Of all the independent institutional research that I receive, some of my favorite comes from Justin Mamis, a veteran of all the financial wars we’ve seen over the past five decades.
Although he’s steadfastly bearish, no matter the climate – like those codgers you see wearing heavy coats on sunny days in Florida – the Canadian analyst has lasted so long because he’s quick with colorful phrases, and his research is amusing and insightful.
Just last week, Mamis recounted a conversation he had enjoyed years ago at the table of his new boss, the legendary analyst/historian/portfolio manager Don Coxe: “At dinner, [Coxe] would lean back in his chair in that professorial manner of his and “remind” the guests that the Sanhedrin, the Hebrew Court of Law, had a rule that if every member voted the same way, the decision went the other way,” Mamis wrote. “Unanimity had to be misguided.”
That story got me thinking: What is one investment theme that the public and/or pros could agree on today?
It’s a totally subjective question, meaning everyone will have a different answer. But I figured that would be a great “thought exercise” and came up with three statements I’ll bet virtually everyone would agree with. They are:
- U.S. healthcare reform will fail.
- The U.S. budget is out of control.
- China will dominate this century.
- Commercial real estate is still a disaster waiting to happen worldwide.
The odd thing about that last statement is that – across the board – commercial real estate stocks have been among the strongest performers over the past few months. But it’s been a very quiet move, generating little in the way of attention.
Coming off a hellacious decline, these stocks are now enjoying solid uptrends. Although not quite as cheap as they were a year ago, these stocks are still well off their highs, and feature still-low valuations. Add in their expected income streams and it’s understandable why these stocks are still the “go-to” choices for a lot of fund managers.
These stocks make a lot of sense. Unlike manufacturers who are dependent on hit products and flaky vendors, most real estate owners have long-term contractual obligations that have offered surprising stability in this tough economy. For instance, take SL Green Realty Corp (NYSE: SLG), the largest owner of office real estate in New York.
As you may have heard, that’s a city where a lot of too-big-to-fail financial companies reside.
Since real estate is such a capital-intensive industry, it is battered during the sort of capital famine seen last year. But the credit bull market is enabling companies with good collateral to refinance their debts, a transformation that’s helped real estate investment trusts (REITs) to raise more than $17 billion since the start of 2009. The REITs have used this infusion to shore up their balance sheets and to acquire properties from less-adroit owners. As part of its recent earnings reports, SL Green has reported that the government’s direct aid to banks has directly it to maintain a high occupancy rate and steady rents.
I talked about this a lot in the summer, and will stick to my guns: There’s no reason that REITs like SL Green can’t get back to their share-price levels of September 2008 at minimum over the next year or two. For SL Green that would require a return to an $85 share price – a 78% return from Wednesday’s closing price of $47.70.

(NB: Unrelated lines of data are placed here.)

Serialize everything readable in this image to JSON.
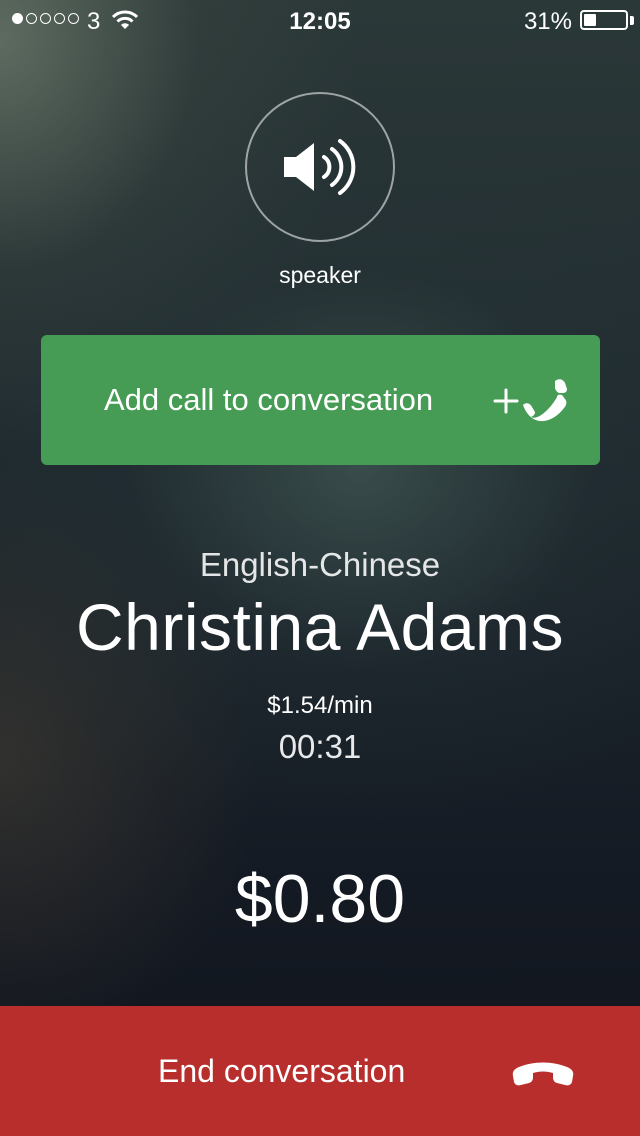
{
  "status_bar": {
    "carrier": "3",
    "time": "12:05",
    "battery_percent": "31%",
    "battery_level": 0.31,
    "signal_bars_filled": 1,
    "signal_bars_total": 5
  },
  "speaker": {
    "label": "speaker",
    "icon": "speaker-icon"
  },
  "add_call": {
    "label": "Add call to conversation",
    "icon": "add-phone-icon",
    "color": "#469c54"
  },
  "call": {
    "language": "English-Chinese",
    "interpreter_name": "Christina Adams",
    "rate": "$1.54/min",
    "duration": "00:31",
    "cost": "$0.80"
  },
  "end_call": {
    "label": "End conversation",
    "icon": "hang-up-icon",
    "color": "#b82e2c"
  }
}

The REITs are not yet back to paying the big dividends for which they used to be loved — which is why oil-and-gas master limited partnerships (MLPs) like our Linn Energy LLC (NASDAQ: LINE) have become so popular. But those REIT payouts will return.
I recognize it’s still tough out there for property owners: My office lease in downtown Seattle is up, and the owner offered me twice the space in a better building (with an awesome Puget Sound view) for nearly the same amount I’m paying now – if I agreed to take a longer contract. I’m taking them up on the offer, recognizing that’s the kind of deal-making going on now to get the real-estate industry through 2009-2010 rough patch.
But don’t get hung up on what’s happening now. Investors should be valuing REITs on their prospects for 2011-2012 prospects. For now the vote is that they’ll be much better.
We’ll discuss this more as the New Year advances. In the meantime, if you are a commercial property lessor, lesee, broker or developer, I welcome your thoughts.
This article has been republished from Money Morning. You can also view this article at Money Morning, an investment news and analysis site.